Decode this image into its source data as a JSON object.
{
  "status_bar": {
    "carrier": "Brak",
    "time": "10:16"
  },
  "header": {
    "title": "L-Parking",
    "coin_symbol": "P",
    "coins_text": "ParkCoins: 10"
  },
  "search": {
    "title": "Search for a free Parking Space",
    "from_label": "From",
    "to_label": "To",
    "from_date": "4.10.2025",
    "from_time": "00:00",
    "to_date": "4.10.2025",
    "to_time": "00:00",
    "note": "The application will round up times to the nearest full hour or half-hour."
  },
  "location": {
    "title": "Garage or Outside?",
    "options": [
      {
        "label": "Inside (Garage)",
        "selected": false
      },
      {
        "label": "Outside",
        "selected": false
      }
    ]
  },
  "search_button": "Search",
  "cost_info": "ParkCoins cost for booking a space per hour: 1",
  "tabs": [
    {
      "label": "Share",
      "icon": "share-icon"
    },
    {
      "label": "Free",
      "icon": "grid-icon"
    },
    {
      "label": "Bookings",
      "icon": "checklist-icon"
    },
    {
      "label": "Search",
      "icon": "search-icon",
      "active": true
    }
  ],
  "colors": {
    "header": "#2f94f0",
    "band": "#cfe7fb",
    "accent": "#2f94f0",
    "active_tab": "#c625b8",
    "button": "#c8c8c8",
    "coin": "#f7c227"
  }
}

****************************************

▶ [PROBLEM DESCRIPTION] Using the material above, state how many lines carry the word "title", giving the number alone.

▶ [WRITTEN ANSWER] 3